Today's slideshow #GoogleDoodle celebrates one of the most influential leaders of the U.S. Chicano Civil Rights Movement: poet, boxer, educator, & activist Rodolfo "Corky" Gonzales 🇲🇽🇺🇸#GoogleDoodle 🎨 by guest artist @roxination → https://t.co/gDtykLLSw1 pic.twitter.com/9Z3gpoNzqx— Google Doodles (@GoogleDoodles) October 1, 2021
Rodolfo "Corky" Gonzales was born on June 18, 1928, in an east-side barrio of Denver. He grew up working in sugar beet fields with his father, a first-generation Mexican immigrant.
After leaving college due to high tuition, Corky became an amateur boxer. He made a name for himself, going pro as a featherweight at 19.
According to Google Doodle, Corky retired from boxing in 1955 and began using his influence in the community to advocate against racial and socioeconomic injustices across the U.S. Corky organized demonstrations in Denver and across the country, marching alongside other civil rights leaders like Martin Luther King Jr.
Corky reflected on his activism and Chicano pride through creative writing. His most notable piece of work is "Yo Soy Joaquín." The poem tells the story of a man who travels through history and experiences life as multiple Spanish leaders, Indigenous leaders, a Mexican revolutionary, and a Chicano in the U.S.
According to our Denver affiliate, Corky and his family founded Escuela Tlatelolco Centro de Estudios. The first private school in American history that focused on Chicano and Mexican-American cultural studies.
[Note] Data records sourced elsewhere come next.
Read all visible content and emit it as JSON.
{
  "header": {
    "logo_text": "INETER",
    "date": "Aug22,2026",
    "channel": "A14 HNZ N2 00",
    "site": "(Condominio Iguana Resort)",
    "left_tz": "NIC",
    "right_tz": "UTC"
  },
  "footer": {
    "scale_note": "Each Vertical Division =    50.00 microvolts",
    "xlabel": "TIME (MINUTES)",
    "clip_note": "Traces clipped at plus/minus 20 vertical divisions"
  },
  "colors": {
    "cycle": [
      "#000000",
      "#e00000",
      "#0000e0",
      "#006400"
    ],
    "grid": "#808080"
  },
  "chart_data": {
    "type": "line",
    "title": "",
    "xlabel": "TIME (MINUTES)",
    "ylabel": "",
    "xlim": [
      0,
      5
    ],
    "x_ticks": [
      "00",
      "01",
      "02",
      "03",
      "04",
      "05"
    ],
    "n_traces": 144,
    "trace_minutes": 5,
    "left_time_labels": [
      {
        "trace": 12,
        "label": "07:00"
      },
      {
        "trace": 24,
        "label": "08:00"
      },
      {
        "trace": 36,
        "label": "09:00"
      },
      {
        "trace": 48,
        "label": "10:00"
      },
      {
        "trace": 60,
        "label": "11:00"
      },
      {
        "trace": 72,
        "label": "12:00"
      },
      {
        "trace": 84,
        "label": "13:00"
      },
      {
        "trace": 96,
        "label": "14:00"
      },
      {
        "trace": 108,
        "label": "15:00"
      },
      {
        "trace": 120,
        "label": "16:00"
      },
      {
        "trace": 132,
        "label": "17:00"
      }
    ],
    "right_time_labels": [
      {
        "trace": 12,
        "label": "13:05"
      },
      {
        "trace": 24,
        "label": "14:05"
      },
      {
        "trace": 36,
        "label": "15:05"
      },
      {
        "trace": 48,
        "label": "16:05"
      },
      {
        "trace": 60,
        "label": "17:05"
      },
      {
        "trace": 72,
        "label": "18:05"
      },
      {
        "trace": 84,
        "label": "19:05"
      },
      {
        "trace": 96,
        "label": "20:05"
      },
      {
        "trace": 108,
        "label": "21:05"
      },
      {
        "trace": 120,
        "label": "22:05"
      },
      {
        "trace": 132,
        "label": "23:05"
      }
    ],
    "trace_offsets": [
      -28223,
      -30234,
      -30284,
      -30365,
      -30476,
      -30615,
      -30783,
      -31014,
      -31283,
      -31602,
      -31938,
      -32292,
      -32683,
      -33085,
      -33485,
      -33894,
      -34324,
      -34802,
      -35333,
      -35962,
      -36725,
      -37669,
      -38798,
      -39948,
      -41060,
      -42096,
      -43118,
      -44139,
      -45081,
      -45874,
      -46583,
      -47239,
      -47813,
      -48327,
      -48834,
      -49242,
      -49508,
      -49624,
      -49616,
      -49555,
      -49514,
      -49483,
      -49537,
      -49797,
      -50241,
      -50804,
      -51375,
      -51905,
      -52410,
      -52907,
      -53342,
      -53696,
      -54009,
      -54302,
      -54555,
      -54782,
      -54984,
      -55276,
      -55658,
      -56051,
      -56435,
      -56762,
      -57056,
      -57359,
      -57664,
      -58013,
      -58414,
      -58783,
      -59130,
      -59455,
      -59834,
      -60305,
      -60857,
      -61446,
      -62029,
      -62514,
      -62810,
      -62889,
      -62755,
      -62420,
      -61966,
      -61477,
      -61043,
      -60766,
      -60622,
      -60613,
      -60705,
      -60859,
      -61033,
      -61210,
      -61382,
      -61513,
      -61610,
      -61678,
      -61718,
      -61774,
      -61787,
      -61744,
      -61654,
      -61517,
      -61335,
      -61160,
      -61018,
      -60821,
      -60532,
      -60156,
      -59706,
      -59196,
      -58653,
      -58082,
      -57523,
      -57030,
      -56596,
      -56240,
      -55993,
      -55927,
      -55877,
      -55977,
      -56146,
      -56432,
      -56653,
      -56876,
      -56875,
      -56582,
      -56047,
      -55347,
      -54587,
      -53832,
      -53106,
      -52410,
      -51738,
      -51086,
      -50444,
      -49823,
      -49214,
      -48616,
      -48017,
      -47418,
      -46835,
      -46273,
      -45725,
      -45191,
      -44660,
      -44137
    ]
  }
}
"Rodolfo "Corky" Gonzales, my father brought the world to my family and our people," said Rudy Gonzales, his son and the executive director of Servicios de La Raza in Denver. "Thank you, Google, for bringing the world to him."
Gonzales told 9News Google had first approached his family in 2018 about the project.
The Doodle was illustrated by Brooklyn-based artist Roxie Vizcarra. She told Google she hopes the art helps other Latinos "feel as much pride in their heritage and identity as Corky would have wanted them to."
The slideshow depicts Corky's life while featuring lines from his poem "Yo Soy Joaquín." Corky passed away in 2005 at the age of 75.
Learn more about Corky's life and work provided by the UCLA Chicano Studies Research Center on Google Arts & Culture by clicking here.
Go behind the Doodle in the video below: